It’s Thursday again, or wait, actually maybe it is Tuesday? A year later and the days are still running together, but either way, it’s time to make dinner again for all of the people and I am tired. So freaking tired.
I start to pull ingredients for dinner out: whole chicken breasts, carrots, celery, chicken broth, and…crap, I’m out of noodles.
How can I make chicken noodle soup without the noodles? I can’t just run to the store because it’s a pandemic right? I suppose I can make noodles from scratch, it’s not that hard…my grandma used to do it.
And then, just like that, I’m crying over my empty stock pot on the stove.
As I start the water boiling and toss in the chicken breasts, I remember going to bed almost exactly one year ago thinking, “some stuff’s about to happen.” It was just a few days later that my husband quit traveling and set up shop in my office. And one week after that, my kid’s school sent an email that said everything is closed.
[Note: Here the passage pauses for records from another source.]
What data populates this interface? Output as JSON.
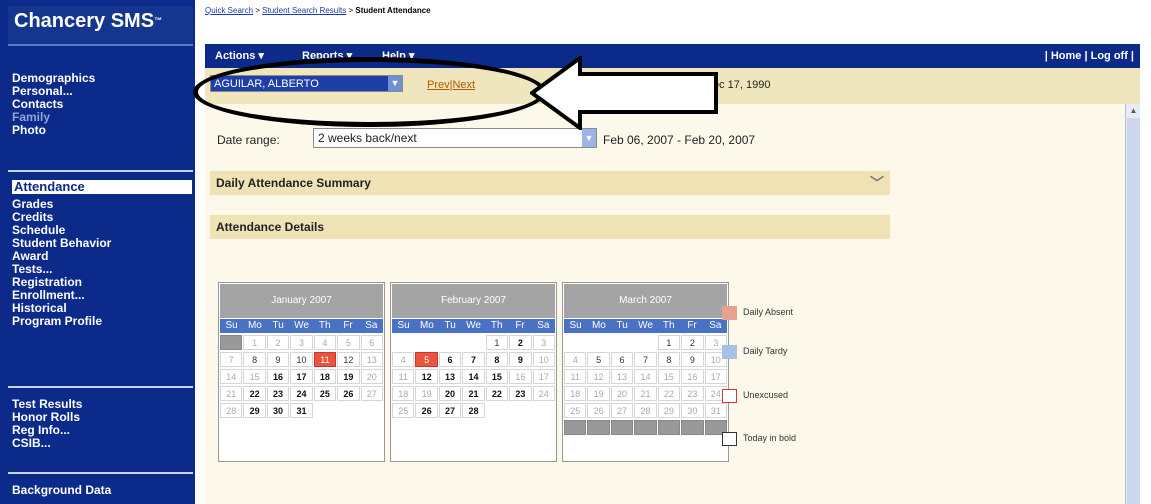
{
  "app": {
    "title": "Chancery SMS",
    "tm": "™"
  },
  "breadcrumb": {
    "items": [
      "Quick Search",
      "Student Search Results"
    ],
    "separator": ">",
    "current": "Student Attendance"
  },
  "sidebar": {
    "group1": [
      "Demographics",
      "Personal...",
      "Contacts",
      "Family",
      "Photo"
    ],
    "active": "Attendance",
    "group2": [
      "Grades",
      "Credits",
      "Schedule",
      "Student Behavior",
      "Award",
      "Tests...",
      "Registration",
      "Enrollment...",
      "Historical",
      "Program Profile"
    ],
    "group3": [
      "Test Results",
      "Honor Rolls",
      "Reg Info...",
      "CSIB..."
    ],
    "group4": [
      "Background Data"
    ]
  },
  "menubar": {
    "actions": "Actions ▾",
    "reports": "Reports ▾",
    "help": "Help ▾",
    "home": "| Home | Log off |"
  },
  "student": {
    "name": "AGUILAR, ALBERTO",
    "prev": "Prev",
    "next": "Next",
    "dob": "Dec 17, 1990"
  },
  "daterange": {
    "label": "Date range:",
    "value": "2 weeks back/next",
    "range": "Feb 06, 2007 - Feb 20, 2007"
  },
  "sections": {
    "summary": "Daily Attendance Summary",
    "details": "Attendance Details"
  },
  "calendars": [
    {
      "title": "January 2007",
      "days": [
        "Su",
        "Mo",
        "Tu",
        "We",
        "Th",
        "Fr",
        "Sa"
      ]
    },
    {
      "title": "February 2007",
      "days": [
        "Su",
        "Mo",
        "Tu",
        "We",
        "Th",
        "Fr",
        "Sa"
      ]
    },
    {
      "title": "March 2007",
      "days": [
        "Su",
        "Mo",
        "Tu",
        "We",
        "Th",
        "Fr",
        "Sa"
      ]
    }
  ],
  "legend": {
    "absent": "Daily Absent",
    "tardy": "Daily Tardy",
    "unexcused": "Unexcused",
    "today": "Today in bold"
  },
  "colors": {
    "sidebar": "#0c2a8a",
    "absent": "#e8553a",
    "tardy": "#a6c1e6",
    "header": "#efe6bd"
  }
}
And like many, many moms in this country, I braved hour-long grocery store lines and empty shelves to stock the stock the pantry and medicine cabinets, embraced distance learning, set up mesh systems so we wouldn’t be fighting each other for WIFI, Zoomed work meetings in between trying to re-learn 10th grade Algebra II, scooped up my college students who abruptly returned home, and made it all seem normal, natural, and even easy.
While peeling carrots and then chopping celery, my tears slow down a bit. None of this has actually been or is easy. It’s not just the meal planning and the cooking that I’m tired of …it’s the anxiety, the fear, the loss, the uncertainty, the lack of normalcy…all of it.
I pull the chicken out to let it cool, add all the veggies, and return to the pantry to gather ingredients to make noodles. Then the tears start again.
I miss my grandma, I miss going to the gym, I miss asking my kids how their day at school was, I miss having a date night with my husband at a nice restaurant, I miss wearing lipstick. And then I see the bag of rice. Chicken soup with rice? Not what I planned, but it will work.
Nothing has been what we planned.
Hungry people start trickling into the kitchen, and I take a deep breath and finish up the soup with seasoning and a drizzle of olive oil. My kids say this is the best soup I have ever made.
Maybe I should develop a seasoning and call it the “tears of 2020”? Or maybe I need to take a break and order from our local pizzeria tomorrow because God, I’m tired of cooking. And that’s okay.